WORK TO BE COMPLETED => Whatever the records say, give every one of them again exactly.

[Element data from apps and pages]
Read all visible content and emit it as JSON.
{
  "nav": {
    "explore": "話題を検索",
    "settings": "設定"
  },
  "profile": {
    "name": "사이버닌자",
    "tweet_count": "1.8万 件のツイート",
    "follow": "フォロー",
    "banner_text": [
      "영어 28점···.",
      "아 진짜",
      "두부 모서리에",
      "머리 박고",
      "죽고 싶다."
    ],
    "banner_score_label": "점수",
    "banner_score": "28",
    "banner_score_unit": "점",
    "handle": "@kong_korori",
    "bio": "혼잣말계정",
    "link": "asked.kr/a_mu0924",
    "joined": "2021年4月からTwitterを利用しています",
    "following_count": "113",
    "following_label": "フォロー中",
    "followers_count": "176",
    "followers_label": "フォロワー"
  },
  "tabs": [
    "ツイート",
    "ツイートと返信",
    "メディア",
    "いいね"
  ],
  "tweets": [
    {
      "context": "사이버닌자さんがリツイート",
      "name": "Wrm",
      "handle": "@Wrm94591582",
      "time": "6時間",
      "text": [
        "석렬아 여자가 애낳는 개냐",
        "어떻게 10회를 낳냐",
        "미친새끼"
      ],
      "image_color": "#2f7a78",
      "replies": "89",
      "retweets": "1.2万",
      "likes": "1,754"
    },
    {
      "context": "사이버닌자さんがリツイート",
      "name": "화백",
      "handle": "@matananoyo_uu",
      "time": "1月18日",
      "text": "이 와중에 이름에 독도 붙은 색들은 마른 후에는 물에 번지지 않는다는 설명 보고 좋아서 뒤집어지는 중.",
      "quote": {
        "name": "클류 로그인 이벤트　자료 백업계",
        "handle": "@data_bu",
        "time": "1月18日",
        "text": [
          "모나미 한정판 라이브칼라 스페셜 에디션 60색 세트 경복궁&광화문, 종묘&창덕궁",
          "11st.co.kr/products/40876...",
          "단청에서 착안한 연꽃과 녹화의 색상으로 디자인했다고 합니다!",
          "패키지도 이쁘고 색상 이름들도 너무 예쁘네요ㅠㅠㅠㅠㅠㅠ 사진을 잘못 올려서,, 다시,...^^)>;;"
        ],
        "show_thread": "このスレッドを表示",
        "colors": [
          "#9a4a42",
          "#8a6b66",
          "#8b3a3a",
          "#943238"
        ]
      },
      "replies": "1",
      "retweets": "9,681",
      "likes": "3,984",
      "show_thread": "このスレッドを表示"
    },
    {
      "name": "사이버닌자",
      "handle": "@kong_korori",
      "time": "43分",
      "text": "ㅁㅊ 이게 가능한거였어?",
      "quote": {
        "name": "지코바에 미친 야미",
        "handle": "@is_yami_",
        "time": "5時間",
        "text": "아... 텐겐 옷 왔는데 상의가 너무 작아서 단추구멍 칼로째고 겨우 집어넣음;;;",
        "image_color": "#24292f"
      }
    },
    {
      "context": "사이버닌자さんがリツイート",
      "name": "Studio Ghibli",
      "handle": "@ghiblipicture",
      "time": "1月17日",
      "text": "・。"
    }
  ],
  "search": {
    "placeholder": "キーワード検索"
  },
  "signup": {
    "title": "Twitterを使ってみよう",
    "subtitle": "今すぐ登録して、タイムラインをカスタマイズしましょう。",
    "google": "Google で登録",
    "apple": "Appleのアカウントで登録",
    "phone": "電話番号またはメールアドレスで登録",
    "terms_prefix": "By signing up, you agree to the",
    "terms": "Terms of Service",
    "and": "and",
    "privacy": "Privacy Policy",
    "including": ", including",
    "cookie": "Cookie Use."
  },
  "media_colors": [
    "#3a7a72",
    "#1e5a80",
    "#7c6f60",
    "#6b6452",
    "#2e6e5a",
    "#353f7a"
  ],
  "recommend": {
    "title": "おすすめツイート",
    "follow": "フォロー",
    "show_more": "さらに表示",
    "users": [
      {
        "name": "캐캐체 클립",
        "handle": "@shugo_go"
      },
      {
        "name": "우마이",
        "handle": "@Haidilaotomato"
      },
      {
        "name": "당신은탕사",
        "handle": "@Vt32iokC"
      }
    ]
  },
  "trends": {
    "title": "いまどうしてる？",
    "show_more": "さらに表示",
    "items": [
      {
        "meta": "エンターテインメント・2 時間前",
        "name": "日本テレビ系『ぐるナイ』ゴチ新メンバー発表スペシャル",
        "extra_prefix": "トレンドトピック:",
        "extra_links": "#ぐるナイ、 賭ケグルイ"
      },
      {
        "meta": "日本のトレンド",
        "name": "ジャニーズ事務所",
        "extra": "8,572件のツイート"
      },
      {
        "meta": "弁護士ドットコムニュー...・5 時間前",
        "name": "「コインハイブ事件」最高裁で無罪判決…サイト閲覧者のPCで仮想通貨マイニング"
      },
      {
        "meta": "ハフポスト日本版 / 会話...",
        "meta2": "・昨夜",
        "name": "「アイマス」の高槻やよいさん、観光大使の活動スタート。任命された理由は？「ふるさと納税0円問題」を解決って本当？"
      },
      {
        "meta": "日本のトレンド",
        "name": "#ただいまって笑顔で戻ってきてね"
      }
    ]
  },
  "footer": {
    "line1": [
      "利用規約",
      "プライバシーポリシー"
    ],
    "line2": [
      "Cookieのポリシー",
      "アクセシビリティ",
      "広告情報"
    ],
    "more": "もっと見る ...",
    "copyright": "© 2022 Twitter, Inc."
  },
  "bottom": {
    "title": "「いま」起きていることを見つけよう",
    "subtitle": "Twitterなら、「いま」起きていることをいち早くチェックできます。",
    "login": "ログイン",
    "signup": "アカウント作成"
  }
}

EXERCISE ANSWER =>
Read all visible content and emit it as JSON.
{
  "nav": {
    "explore": "話題を検索",
    "settings": "設定"
  },
  "profile": {
    "name": "사이버닌자",
    "tweet_count": "1.8万 件のツイート",
    "follow": "フォロー",
    "banner_text": [
      "영어 28점···.",
      "아 진짜",
      "두부 모서리에",
      "머리 박고",
      "죽고 싶다."
    ],
    "banner_score_label": "점수",
    "banner_score": "28",
    "banner_score_unit": "점",
    "handle": "@kong_korori",
    "bio": "혼잣말계정",
    "link": "asked.kr/a_mu0924",
    "joined": "2021年4月からTwitterを利用しています",
    "following_count": "113",
    "following_label": "フォロー中",
    "followers_count": "176",
    "followers_label": "フォロワー"
  },
  "tabs": [
    "ツイート",
    "ツイートと返信",
    "メディア",
    "いいね"
  ],
  "tweets": [
    {
      "context": "사이버닌자さんがリツイート",
      "name": "Wrm",
      "handle": "@Wrm94591582",
      "time": "6時間",
      "text": [
        "석렬아 여자가 애낳는 개냐",
        "어떻게 10회를 낳냐",
        "미친새끼"
      ],
      "image_color": "#2f7a78",
      "replies": "89",
      "retweets": "1.2万",
      "likes": "1,754"
    },
    {
      "context": "사이버닌자さんがリツイート",
      "name": "화백",
      "handle": "@matananoyo_uu",
      "time": "1月18日",
      "text": "이 와중에 이름에 독도 붙은 색들은 마른 후에는 물에 번지지 않는다는 설명 보고 좋아서 뒤집어지는 중.",
      "quote": {
        "name": "클류 로그인 이벤트　자료 백업계",
        "handle": "@data_bu",
        "time": "1月18日",
        "text": [
          "모나미 한정판 라이브칼라 스페셜 에디션 60색 세트 경복궁&광화문, 종묘&창덕궁",
          "11st.co.kr/products/40876...",
          "단청에서 착안한 연꽃과 녹화의 색상으로 디자인했다고 합니다!",
          "패키지도 이쁘고 색상 이름들도 너무 예쁘네요ㅠㅠㅠㅠㅠㅠ 사진을 잘못 올려서,, 다시,...^^)>;;"
        ],
        "show_thread": "このスレッドを表示",
        "colors": [
          "#9a4a42",
          "#8a6b66",
          "#8b3a3a",
          "#943238"
        ]
      },
      "replies": "1",
      "retweets": "9,681",
      "likes": "3,984",
      "show_thread": "このスレッドを表示"
    },
    {
      "name": "사이버닌자",
      "handle": "@kong_korori",
      "time": "43分",
      "text": "ㅁㅊ 이게 가능한거였어?",
      "quote": {
        "name": "지코바에 미친 야미",
        "handle": "@is_yami_",
        "time": "5時間",
        "text": "아... 텐겐 옷 왔는데 상의가 너무 작아서 단추구멍 칼로째고 겨우 집어넣음;;;",
        "image_color": "#24292f"
      }
    },
    {
      "context": "사이버닌자さんがリツイート",
      "name": "Studio Ghibli",
      "handle": "@ghiblipicture",
      "time": "1月17日",
      "text": "・。"
    }
  ],
  "search": {
    "placeholder": "キーワード検索"
  },
  "signup": {
    "title": "Twitterを使ってみよう",
    "subtitle": "今すぐ登録して、タイムラインをカスタマイズしましょう。",
    "google": "Google で登録",
    "apple": "Appleのアカウントで登録",
    "phone": "電話番号またはメールアドレスで登録",
    "terms_prefix": "By signing up, you agree to the",
    "terms": "Terms of Service",
    "and": "and",
    "privacy": "Privacy Policy",
    "including": ", including",
    "cookie": "Cookie Use."
  },
  "media_colors": [
    "#3a7a72",
    "#1e5a80",
    "#7c6f60",
    "#6b6452",
    "#2e6e5a",
    "#353f7a"
  ],
  "recommend": {
    "title": "おすすめツイート",
    "follow": "フォロー",
    "show_more": "さらに表示",
    "users": [
      {
        "name": "캐캐체 클립",
        "handle": "@shugo_go"
      },
      {
        "name": "우마이",
        "handle": "@Haidilaotomato"
      },
      {
        "name": "당신은탕사",
        "handle": "@Vt32iokC"
      }
    ]
  },
  "trends": {
    "title": "いまどうしてる？",
    "show_more": "さらに表示",
    "items": [
      {
        "meta": "エンターテインメント・2 時間前",
        "name": "日本テレビ系『ぐるナイ』ゴチ新メンバー発表スペシャル",
        "extra_prefix": "トレンドトピック:",
        "extra_links": "#ぐるナイ、 賭ケグルイ"
      },
      {
        "meta": "日本のトレンド",
        "name": "ジャニーズ事務所",
        "extra": "8,572件のツイート"
      },
      {
        "meta": "弁護士ドットコムニュー...・5 時間前",
        "name": "「コインハイブ事件」最高裁で無罪判決…サイト閲覧者のPCで仮想通貨マイニング"
      },
      {
        "meta": "ハフポスト日本版 / 会話...",
        "meta2": "・昨夜",
        "name": "「アイマス」の高槻やよいさん、観光大使の活動スタート。任命された理由は？「ふるさと納税0円問題」を解決って本当？"
      },
      {
        "meta": "日本のトレンド",
        "name": "#ただいまって笑顔で戻ってきてね"
      }
    ]
  },
  "footer": {
    "line1": [
      "利用規約",
      "プライバシーポリシー"
    ],
    "line2": [
      "Cookieのポリシー",
      "アクセシビリティ",
      "広告情報"
    ],
    "more": "もっと見る ...",
    "copyright": "© 2022 Twitter, Inc."
  },
  "bottom": {
    "title": "「いま」起きていることを見つけよう",
    "subtitle": "Twitterなら、「いま」起きていることをいち早くチェックできます。",
    "login": "ログイン",
    "signup": "アカウント作成"
  }
}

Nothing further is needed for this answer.